In the first post of our series on data governance, we introduced the « rules » : definition, compliance and evolution. In this second post, we'll address the second pillar : the organization.

The organization : definition of the roles and responsibilities of the different actors

First decision to make : who is responsible for the company's data ? Every company must choose someone who will be responsible of the data governance program, this profile is to be selected among the various professions related to digital transformation : Chief Data Officer, Chief Digital Officer, Information Systems Manager. In addition to defining the roles of each employee involved with data, this « data manager » will answer to management and guarantee the implementation and day-to-day application of the governance rules as they have been defined.

data governance the actors

The implementation of the governance rules gives rise to procedures and good practices highlighting the various profiles and associated access rights. At the organizational level, the person responsible for the governance project must define these rights : their duration, their scope and the responsibilities arising from them. For example, which profiles are allowed to create the data ? To modify them ? Use them ? What about storage? And security ? Can data be transferred outside the company ? In what conditions ? Etc.

As you can see, this point tackles some essential questions which impact all departments having to deal with the established rules. The needs for access or use of data are multiple and must be globally organized. Once this is done, the elected data manager becomes the referent person with management and has a control duty in order to ensure that the rules are followed and the organization respected. But we'll come back to this subject in a later article.
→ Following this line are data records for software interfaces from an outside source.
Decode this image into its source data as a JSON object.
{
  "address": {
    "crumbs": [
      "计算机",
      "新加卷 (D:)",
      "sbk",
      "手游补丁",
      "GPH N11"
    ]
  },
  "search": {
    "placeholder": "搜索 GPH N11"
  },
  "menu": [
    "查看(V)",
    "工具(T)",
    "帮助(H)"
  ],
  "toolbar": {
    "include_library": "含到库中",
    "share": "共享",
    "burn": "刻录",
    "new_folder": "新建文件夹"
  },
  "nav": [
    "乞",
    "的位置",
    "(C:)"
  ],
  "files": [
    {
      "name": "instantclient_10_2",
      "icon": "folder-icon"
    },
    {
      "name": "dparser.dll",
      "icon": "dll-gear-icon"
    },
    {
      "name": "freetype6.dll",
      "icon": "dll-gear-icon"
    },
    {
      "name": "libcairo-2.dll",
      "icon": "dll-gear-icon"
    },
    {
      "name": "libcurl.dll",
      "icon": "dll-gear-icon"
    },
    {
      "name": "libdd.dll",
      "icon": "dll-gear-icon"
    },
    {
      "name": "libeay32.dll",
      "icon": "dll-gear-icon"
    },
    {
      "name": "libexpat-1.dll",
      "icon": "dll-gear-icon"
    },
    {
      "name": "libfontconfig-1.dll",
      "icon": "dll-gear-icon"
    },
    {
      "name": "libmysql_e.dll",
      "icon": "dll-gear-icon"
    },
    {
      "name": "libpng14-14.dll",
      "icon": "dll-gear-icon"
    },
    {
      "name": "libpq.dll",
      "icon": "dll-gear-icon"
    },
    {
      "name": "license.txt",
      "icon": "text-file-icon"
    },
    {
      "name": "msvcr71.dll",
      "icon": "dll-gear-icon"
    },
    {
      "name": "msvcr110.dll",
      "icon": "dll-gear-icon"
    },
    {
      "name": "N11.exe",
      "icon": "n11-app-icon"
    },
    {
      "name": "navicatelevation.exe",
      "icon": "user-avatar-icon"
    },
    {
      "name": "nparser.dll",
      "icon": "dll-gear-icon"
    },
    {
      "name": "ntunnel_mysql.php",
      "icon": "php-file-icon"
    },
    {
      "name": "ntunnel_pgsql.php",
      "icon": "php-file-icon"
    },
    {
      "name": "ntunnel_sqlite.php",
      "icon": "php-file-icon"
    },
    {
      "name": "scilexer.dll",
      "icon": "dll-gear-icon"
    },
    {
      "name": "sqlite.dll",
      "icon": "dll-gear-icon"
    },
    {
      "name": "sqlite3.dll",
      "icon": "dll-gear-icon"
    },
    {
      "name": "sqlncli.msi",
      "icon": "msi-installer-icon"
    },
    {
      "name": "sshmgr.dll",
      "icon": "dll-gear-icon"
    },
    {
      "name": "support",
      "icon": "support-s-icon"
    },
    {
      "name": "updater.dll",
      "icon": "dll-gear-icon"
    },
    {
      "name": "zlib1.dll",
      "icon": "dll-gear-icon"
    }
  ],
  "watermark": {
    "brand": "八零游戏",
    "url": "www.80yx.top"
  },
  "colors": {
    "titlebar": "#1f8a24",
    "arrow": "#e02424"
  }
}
The person in charge of governance is therefore the one who holds the keys to the « data realm », they have to know the users, the uses and define the needs by profile, not to mention the security aspect. Each user gets an access according to their needs and will not be able to reach other data than the ones they need in their duties. This aspect needs to be strengthened when it comes to data that is subject to external regulations (personal data submitted to GDPR, for example) or data that is considered as confidential.

The rights granted to users must be checked over time (limited duration of rights) and in space (workstation). All this must be thought out, formalized and communicated in order to ensure its proper execution on the one hand, and on the other hand to ensure control of it in order to identify any responsibilities in the event of a controversy.

The data access types

Access profiles depend on the level at which users are involved, and the purpose of their use. It is possible to establish three distinct levels :

  1. Collection, creation, storage, protection…
  2. Modification, utilization, re-use, archiving…
  3. Analysis, sharing, copying, testing…

Some data are just for internal use or only concern employees (HR), other data are used for marketing purposes. In all cases, the data must be clearly identified - a major difficulty for companies working in silos - and be protected from external as well as internal attacks without blocking the work of the parties concerned. The security strategy is an integral part of the data governance plan, and the legal aspect of the processing using this data must be taken into account.

At the organizational level, the person in charge of governance will inevitably encounter mistrust, even distrust, coming from certain parties who will see with displeasure that their functions are now regulated with protocols which they have not been used to follow, some may also see a brake on competitiveness within their department. The change will always dissatisfy some, but it is crucial to make those refractory to change aware that the benefit of the new rules for the company will ultimately prove to be beneficial for all collaborators too.

Responsibility is strategic, compromise will sometimes be necessary, but the overall vision must prevail in the end because it is about the sustainability of the organization. The person in charge of governance must have a good knowledge of the past of the company (and of its achievements) while having a long-term vision on the desired evolution.

In the third post of this series, we will review the financial aspects of data governance within the organization.



Muriel Adamski